Installation of solar photovoltaic systems in your home is an exact task because of the engineering considerations and electrical components used. When choosing a contractor to install your system, make sure they are locally licensed as well as certified by the North American Board of Certified Energy Practitioners ( The NABCEP provides certification to those who specialize in solar photovoltaic installation.

This article is not intended to provide nor should it be relied upon for legal and financial advice. This article was originally published in the Montgomery County Sentinel the week of May 12, 2008. Copyright © 2008 Dan Krell.

Thinking of updating? Go Green!

by Dan Krell

If you are thinking of updating your home- think green. As we are increasingly becoming environmentally conscious, home buyers are as well. As the cost of energy continues to increase, home buyers are increasingly becoming aware of energy saving devices within homes, including Energy Star rated products and environmentally friendly materials.

Most of us are familiar with the Energy Star logo on appliances; however, Energy Star ratings or recommendations can also be found on windows, lighting fixtures/light bulbs, HVAC equipment, hot water heaters and insulation. Home improvement recommendations from Energy Star can save a home owner up to 31% in energy costs! Do you think that saving on energy costs would be a selling point to a potential homebuyer? You bet it would!

Energy Star ( is a jointly sponsored program through the United States Department of Energy and the United States Environmental Protection Agency. The program began in 1992 by voluntarily labeling energy efficient items. Although computers and monitors were the first items to be labeled, the Energy Star logo is now seen on household, office, and commercial items from fifty categories. On the website, Energy Star provides assessment tools for homeowners in determining the efficiency of their homes as well helping understand what needs improvement.
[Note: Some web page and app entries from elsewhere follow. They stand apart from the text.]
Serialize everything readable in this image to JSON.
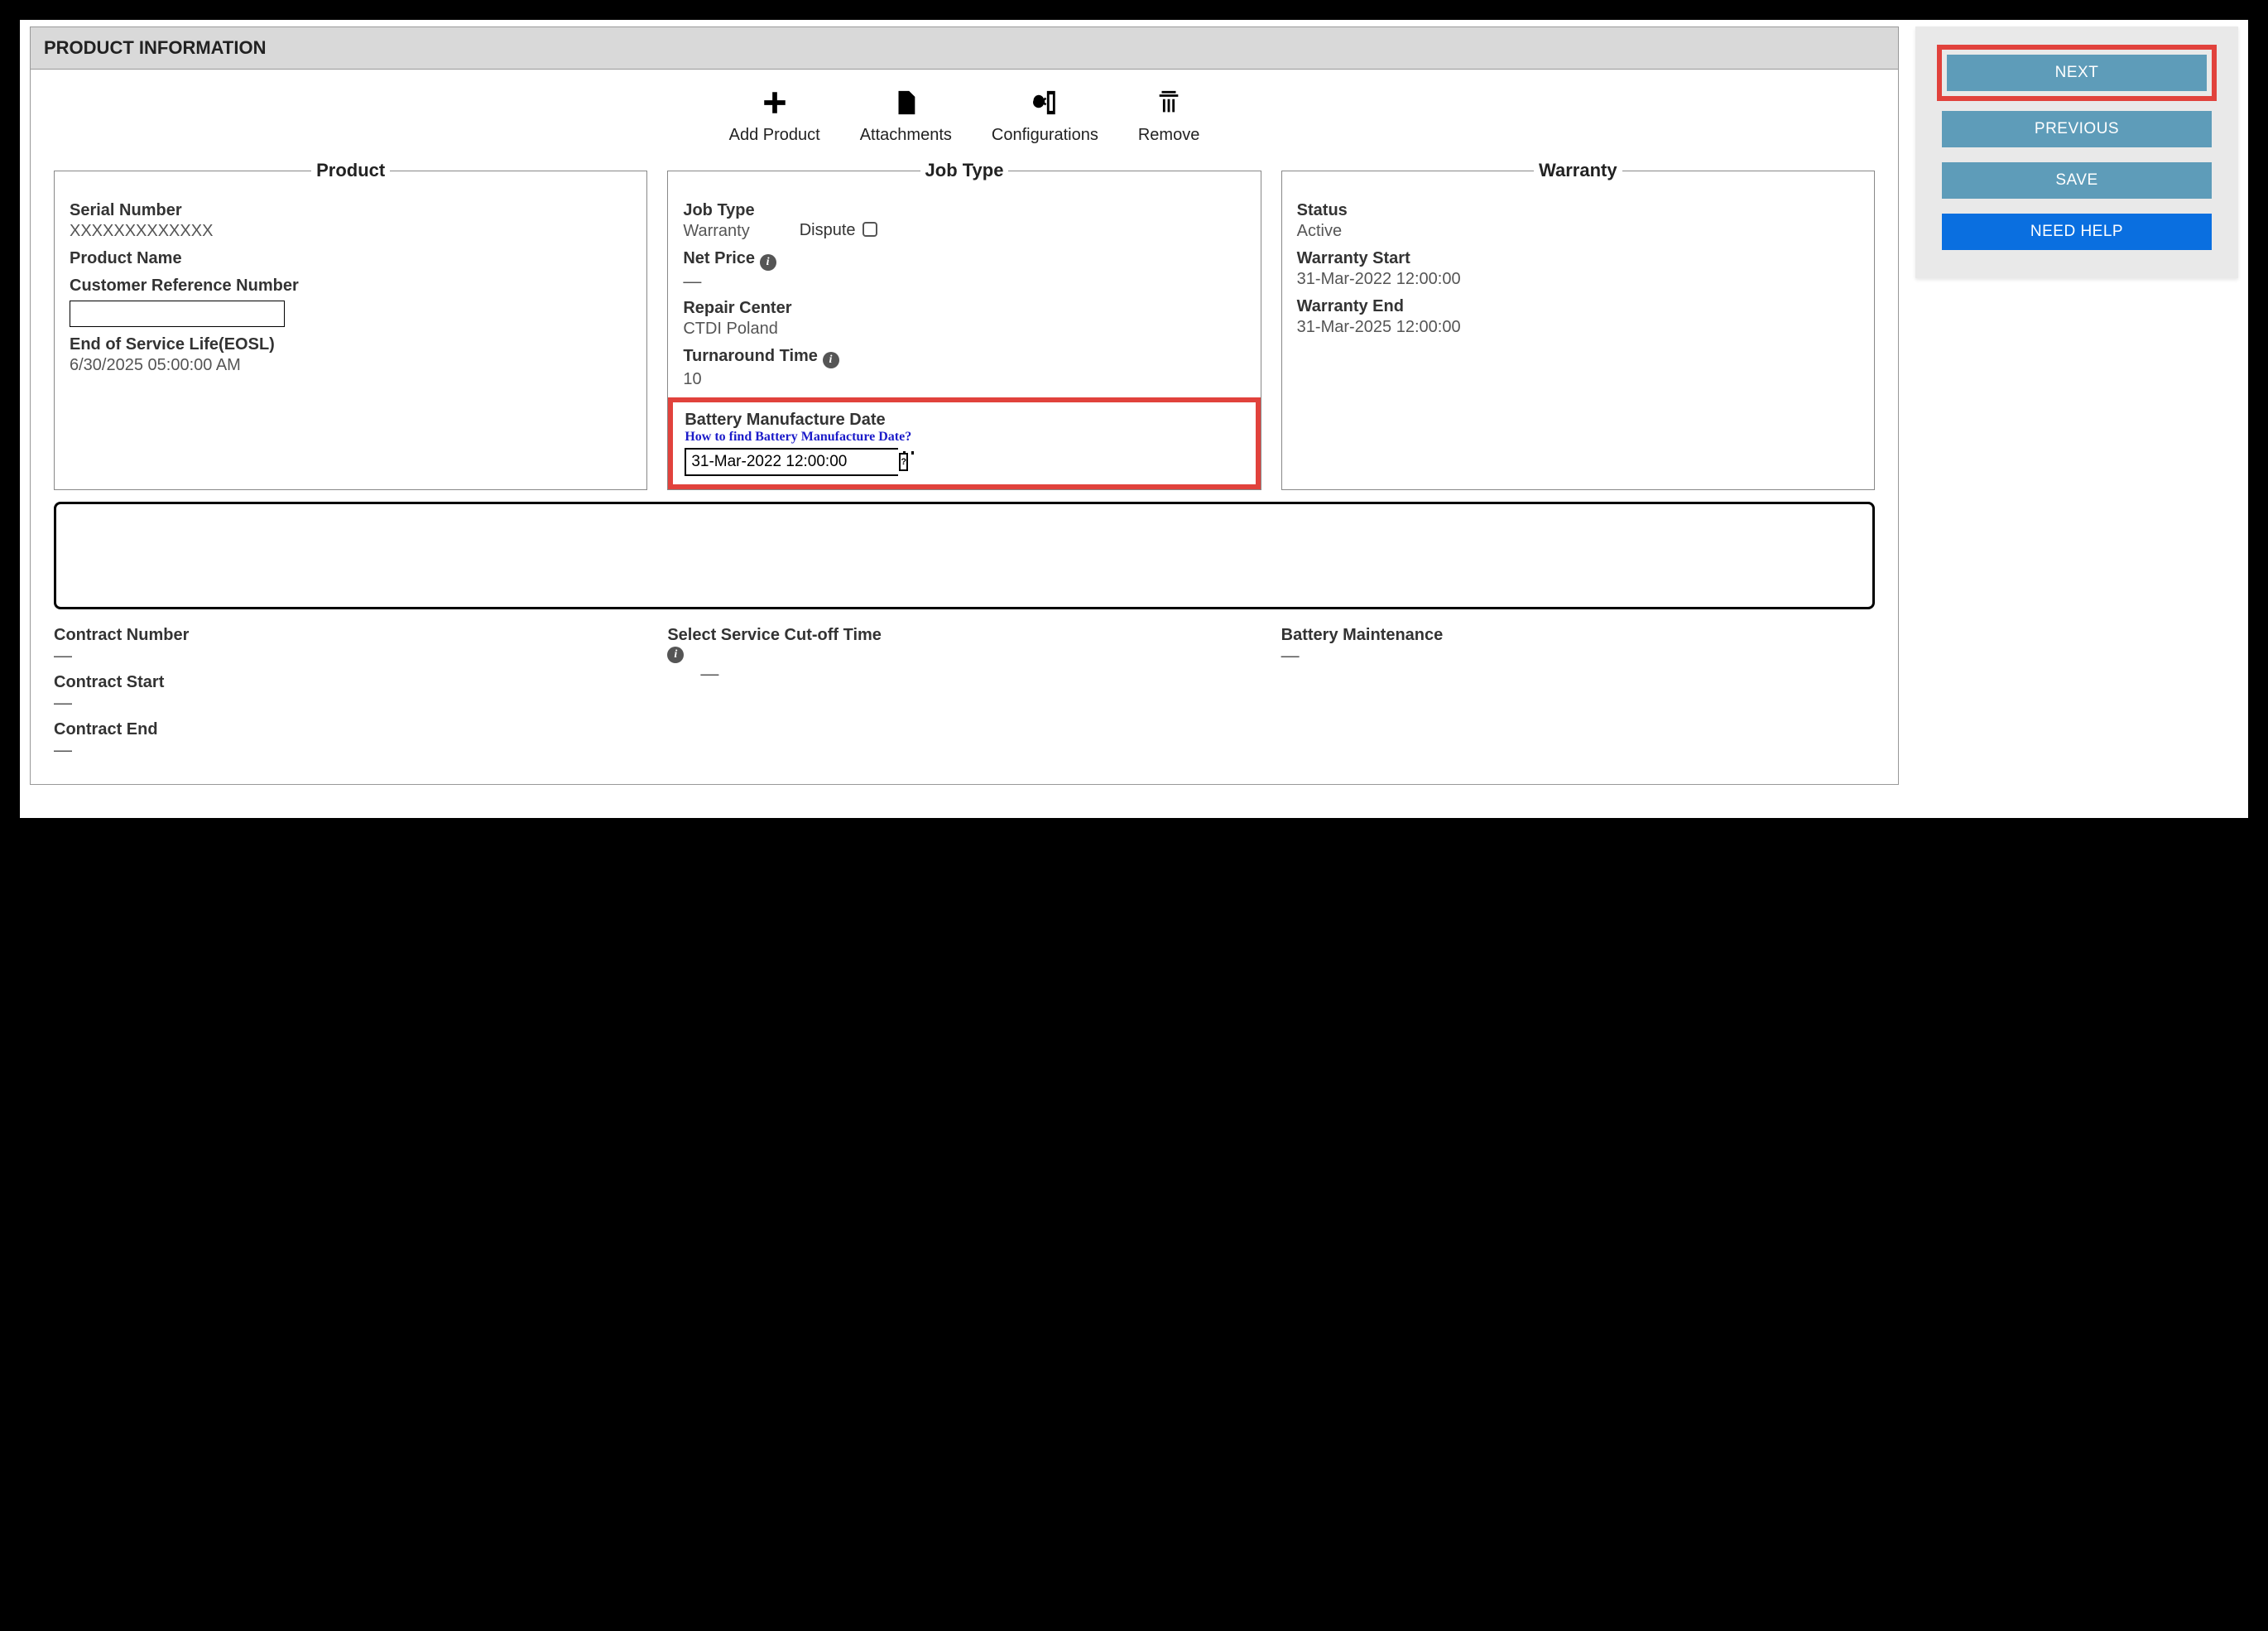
{
  "header": {
    "title": "PRODUCT INFORMATION"
  },
  "toolbar": {
    "add_product": "Add Product",
    "attachments": "Attachments",
    "configurations": "Configurations",
    "remove": "Remove"
  },
  "product": {
    "legend": "Product",
    "serial_number_label": "Serial Number",
    "serial_number_value": "XXXXXXXXXXXXX",
    "product_name_label": "Product Name",
    "product_name_value": "",
    "crn_label": "Customer Reference Number",
    "crn_value": "",
    "eosl_label": "End of Service Life(EOSL)",
    "eosl_value": "6/30/2025 05:00:00 AM"
  },
  "job": {
    "legend": "Job Type",
    "job_type_label": "Job Type",
    "job_type_value": "Warranty",
    "dispute_label": "Dispute",
    "net_price_label": "Net Price",
    "net_price_value": "—",
    "repair_center_label": "Repair Center",
    "repair_center_value": "CTDI Poland",
    "turnaround_label": "Turnaround Time",
    "turnaround_value": "10",
    "battery_date_label": "Battery Manufacture Date",
    "battery_help_link": "How to find Battery Manufacture Date?",
    "battery_date_value": "31-Mar-2022 12:00:00"
  },
  "warranty": {
    "legend": "Warranty",
    "status_label": "Status",
    "status_value": "Active",
    "start_label": "Warranty Start",
    "start_value": "31-Mar-2022 12:00:00",
    "end_label": "Warranty End",
    "end_value": "31-Mar-2025 12:00:00"
  },
  "lower": {
    "contract_number_label": "Contract Number",
    "contract_number_value": "—",
    "contract_start_label": "Contract Start",
    "contract_start_value": "—",
    "contract_end_label": "Contract End",
    "contract_end_value": "—",
    "cutoff_label": "Select Service Cut-off Time",
    "cutoff_value": "—",
    "battery_maint_label": "Battery Maintenance",
    "battery_maint_value": "—"
  },
  "side": {
    "next": "NEXT",
    "previous": "PREVIOUS",
    "save": "SAVE",
    "help": "NEED HELP"
  }
}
To make the home more appealing to home buyers, the first items that a home owner thinks of replacing are the kitchen appliances and the washer/dryer. Although high efficiency appliances typically cost more, Energy Star states that the money saved on energy costs will more than offset the cost of an energy star rated appliance. Because Energy Star rated appliances use up to 50% less energy than standard appliances, it is estimated that the equivalent of 1.7 million acres of trees would be planted if ten percent of American households use Energy Star rated appliances.

Additionally, if your furnace is more than ten years old, Energy Star recommends that a newer high efficiency furnace be installed. Recommended efficiency ratings by Energy Star are 90% Annual Fuel Utilization Efficiency (AFUE) for a gas furnace and a minimal Seasonal Energy Efficiency Ratio (SEER) of 13 for central air conditioning units. However, if your ductwork leaks it reduces the HVAC efficiency, so it is recommended that leaking duct work be sealed. Additionally, adding a programmable thermostat may save an additional $150 a year.

As your hot water heater uses about one third of a home’s energy costs, replacing it to a more efficient model can reduce the overall energy bill. Hot water heater efficiency is rated by Energy Factor (EF). Depending on the size of the hot water heater, the recommended EF can vary. Newer tankless models heat water as you need it and thereby can save you even more.

Other ways to make your home greener and energy efficient, besides using high efficiency and Energy Star rated appliances and systems, include: sealing air leaks around windows and in basements/attics; ensuring that your home is properly insulated in the walls, attic, and basement; and replacing light bulbs to energy efficient bulbs. Although not all appliances are Energy Star rated, the Department if Energy has a guide to making your home energy efficient at:

This article is not intended to provide nor should it be relied upon for legal and financial advice. This article was originally published in the Montgomery County Sentinel the week of February 11, 2008. Copyright © 2008 Dan Krell.